Four days after the disappearance, defendant filed a signed and notarized affidavit of parentage apparently executed by him and Ms. Gray shortly after the child's birth. Defendant and Ms. Gray were never married.
Ms. Gray did not name a father in the child's original birth certificate. However, she did give defendant's last name to the child. The birth certificate was amended in 1992 to list defendant *463 as the father in accordance with the affidavit of parentage.
Ms. Gray's mother--plaintiff--filed actions in the probate and circuit courts to obtain custody of the child to defendant's exclusion. The probate court action was stayed in favor of this circuit court custody action. Ms. Gray and the child had been living with plaintiff at the time of the disappearance and intermittently before that.
In early 1992, defendant filed a motion for dismissal based on lack of jurisdiction. The motion was denied, as were defendant's attempts to file an interlocutory appeal. A few days later, our Supreme court decided Bowie v. Arder, 441 Mich. 23, 490 N.W.2d 568 (1992).
About a month after the Bowie decision, the intervenor, the Sault Ste. Marie Tribe of Chippewa Indians, enrolled plaintiff and the child as members of the tribe. Intervenor then requested that the action be transferred to tribal court pursuant to the Indian Child Welfare Act (ICWA), 25 U.S.C. § 1901 et seq. Defendant renewed his motion for dismissal based on lack of jurisdiction.
The court held an evidentiary hearing. It ruled that the intervenor had proved that the child was covered by the ICWA and that, therefore, tribal courts had exclusive jurisdiction. It denied defendant's motion to dismiss, **156 finding that there was still a question of fact regarding whether defendant was the child's father. It then dismissed the action without prejudice.
Defendant first argues that the trial court erred in denying his motion to dismiss because, under Bowie, plaintiff lacked standing to commence a custody action. We agree.

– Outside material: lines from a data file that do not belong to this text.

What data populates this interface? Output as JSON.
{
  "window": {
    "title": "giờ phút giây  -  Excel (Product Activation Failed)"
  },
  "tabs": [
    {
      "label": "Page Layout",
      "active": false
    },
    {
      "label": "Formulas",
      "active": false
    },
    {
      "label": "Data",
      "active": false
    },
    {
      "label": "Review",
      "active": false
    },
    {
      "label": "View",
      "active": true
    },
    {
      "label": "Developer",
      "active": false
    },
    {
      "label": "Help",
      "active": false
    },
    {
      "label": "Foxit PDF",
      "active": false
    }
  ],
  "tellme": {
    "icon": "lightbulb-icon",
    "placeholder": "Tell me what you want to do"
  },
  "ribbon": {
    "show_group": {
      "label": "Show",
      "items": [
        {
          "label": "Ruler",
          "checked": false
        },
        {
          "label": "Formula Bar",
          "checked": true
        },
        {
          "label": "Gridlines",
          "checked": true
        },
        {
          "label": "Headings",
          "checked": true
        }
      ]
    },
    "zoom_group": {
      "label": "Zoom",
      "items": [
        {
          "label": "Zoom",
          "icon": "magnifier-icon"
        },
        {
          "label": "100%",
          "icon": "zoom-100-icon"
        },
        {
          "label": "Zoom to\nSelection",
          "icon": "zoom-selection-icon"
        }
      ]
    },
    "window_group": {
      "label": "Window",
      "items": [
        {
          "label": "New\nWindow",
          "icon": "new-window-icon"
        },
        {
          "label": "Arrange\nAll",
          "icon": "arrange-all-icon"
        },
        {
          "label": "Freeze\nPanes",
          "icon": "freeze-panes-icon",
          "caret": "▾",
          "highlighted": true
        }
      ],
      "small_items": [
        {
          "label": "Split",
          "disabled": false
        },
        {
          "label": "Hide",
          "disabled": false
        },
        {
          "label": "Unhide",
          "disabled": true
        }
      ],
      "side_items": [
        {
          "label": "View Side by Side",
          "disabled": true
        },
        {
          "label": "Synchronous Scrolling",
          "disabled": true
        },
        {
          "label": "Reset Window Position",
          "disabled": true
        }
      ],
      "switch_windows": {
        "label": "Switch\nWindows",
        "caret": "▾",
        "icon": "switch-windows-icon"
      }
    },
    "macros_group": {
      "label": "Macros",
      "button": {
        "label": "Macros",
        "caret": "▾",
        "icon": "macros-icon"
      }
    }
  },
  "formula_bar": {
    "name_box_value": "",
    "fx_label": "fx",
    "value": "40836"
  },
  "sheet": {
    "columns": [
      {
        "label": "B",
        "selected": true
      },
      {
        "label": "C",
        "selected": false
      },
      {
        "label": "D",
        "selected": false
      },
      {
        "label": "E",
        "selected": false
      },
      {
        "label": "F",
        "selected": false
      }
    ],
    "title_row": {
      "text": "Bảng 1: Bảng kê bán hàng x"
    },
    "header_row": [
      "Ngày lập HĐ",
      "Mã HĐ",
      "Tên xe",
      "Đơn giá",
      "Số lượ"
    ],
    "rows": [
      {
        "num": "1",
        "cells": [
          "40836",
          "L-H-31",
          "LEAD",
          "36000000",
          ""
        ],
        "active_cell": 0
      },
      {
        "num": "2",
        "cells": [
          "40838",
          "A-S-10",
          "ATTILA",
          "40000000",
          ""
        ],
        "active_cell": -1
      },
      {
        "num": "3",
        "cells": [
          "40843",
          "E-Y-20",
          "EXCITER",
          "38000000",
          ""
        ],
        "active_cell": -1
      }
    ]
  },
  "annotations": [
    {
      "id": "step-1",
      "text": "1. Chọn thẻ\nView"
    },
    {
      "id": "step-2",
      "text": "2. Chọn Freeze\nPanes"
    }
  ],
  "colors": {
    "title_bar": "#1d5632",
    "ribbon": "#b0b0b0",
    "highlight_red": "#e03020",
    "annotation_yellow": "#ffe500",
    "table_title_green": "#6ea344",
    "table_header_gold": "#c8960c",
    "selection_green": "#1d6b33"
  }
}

See Bowie, supra at 27, 43, 45, 490 N.W.2d 568. However, we also agree with the intervenor that, because the trial court dismissed the action--which was the remedy sought by defendant in both *464 his motions--he cannot now complain. Ford Motor Co. v. Jackson (On Rehearing), 399 Mich. 213, 225-226, 249 N.W.2d 29 (1976). The fact that the trial court reached the right result for the wrong reason is not grounds to reverse on appeal. Templin v. Nottawa Twp., 362 Mich. 257, 261, 106 N.W.2d 825 (1961).
Defendant next argues that the trial court erred in allowing the tribe to intervene and in transferring jurisdiction to the tribal court. First, we find that the trial court did not abuse its discretion in allowing the tribe to intervene. See MCR 2.209(A)(3). Second, contrary to defendant's assertions, we find that the trial court actually did not transfer jurisdiction to the tribal court, although it did find that the child was covered by the ICWA and held that the tribal court had exclusive jurisdiction. Rather, the trial court's order states that "[i]t is further ordered that the instant cause be dismissed." It completely fails to mention a transfer of jurisdiction. Thus, we need not decide that issue.
We note that whether the ICWA applies and whether the tribal court properly asserted jurisdiction over the child are matters to be litigated in that tribunal.
203 Mich.App. 461, 513 N.W.2d 154